» **About this task**: Write out the data exactly, keeping every line.

Items from an interface collection:
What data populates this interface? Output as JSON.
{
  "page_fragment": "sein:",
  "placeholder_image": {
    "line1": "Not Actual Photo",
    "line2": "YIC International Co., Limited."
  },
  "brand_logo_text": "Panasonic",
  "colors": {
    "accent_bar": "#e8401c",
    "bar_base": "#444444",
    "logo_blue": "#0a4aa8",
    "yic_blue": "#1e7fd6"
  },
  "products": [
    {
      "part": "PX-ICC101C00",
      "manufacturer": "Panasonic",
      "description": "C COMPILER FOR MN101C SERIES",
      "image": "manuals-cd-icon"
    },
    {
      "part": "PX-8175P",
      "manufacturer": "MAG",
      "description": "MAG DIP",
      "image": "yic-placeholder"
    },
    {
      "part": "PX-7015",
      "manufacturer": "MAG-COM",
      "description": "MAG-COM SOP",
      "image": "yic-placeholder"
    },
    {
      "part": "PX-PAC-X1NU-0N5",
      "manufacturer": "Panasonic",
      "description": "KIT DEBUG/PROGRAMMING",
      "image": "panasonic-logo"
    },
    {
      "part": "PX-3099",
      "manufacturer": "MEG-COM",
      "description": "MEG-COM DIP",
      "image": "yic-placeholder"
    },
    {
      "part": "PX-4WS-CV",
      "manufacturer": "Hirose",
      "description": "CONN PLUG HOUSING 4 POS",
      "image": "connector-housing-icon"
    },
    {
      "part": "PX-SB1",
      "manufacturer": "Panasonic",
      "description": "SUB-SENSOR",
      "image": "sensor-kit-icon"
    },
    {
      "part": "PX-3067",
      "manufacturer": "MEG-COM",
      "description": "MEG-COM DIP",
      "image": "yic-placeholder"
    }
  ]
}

» **Completed task**:
What data populates this interface? Output as JSON.
{
  "page_fragment": "sein:",
  "placeholder_image": {
    "line1": "Not Actual Photo",
    "line2": "YIC International Co., Limited."
  },
  "brand_logo_text": "Panasonic",
  "colors": {
    "accent_bar": "#e8401c",
    "bar_base": "#444444",
    "logo_blue": "#0a4aa8",
    "yic_blue": "#1e7fd6"
  },
  "products": [
    {
      "part": "PX-ICC101C00",
      "manufacturer": "Panasonic",
      "description": "C COMPILER FOR MN101C SERIES",
      "image": "manuals-cd-icon"
    },
    {
      "part": "PX-8175P",
      "manufacturer": "MAG",
      "description": "MAG DIP",
      "image": "yic-placeholder"
    },
    {
      "part": "PX-7015",
      "manufacturer": "MAG-COM",
      "description": "MAG-COM SOP",
      "image": "yic-placeholder"
    },
    {
      "part": "PX-PAC-X1NU-0N5",
      "manufacturer": "Panasonic",
      "description": "KIT DEBUG/PROGRAMMING",
      "image": "panasonic-logo"
    },
    {
      "part": "PX-3099",
      "manufacturer": "MEG-COM",
      "description": "MEG-COM DIP",
      "image": "yic-placeholder"
    },
    {
      "part": "PX-4WS-CV",
      "manufacturer": "Hirose",
      "description": "CONN PLUG HOUSING 4 POS",
      "image": "connector-housing-icon"
    },
    {
      "part": "PX-SB1",
      "manufacturer": "Panasonic",
      "description": "SUB-SENSOR",
      "image": "sensor-kit-icon"
    },
    {
      "part": "PX-3067",
      "manufacturer": "MEG-COM",
      "description": "MEG-COM DIP",
      "image": "yic-placeholder"
    }
  ]
}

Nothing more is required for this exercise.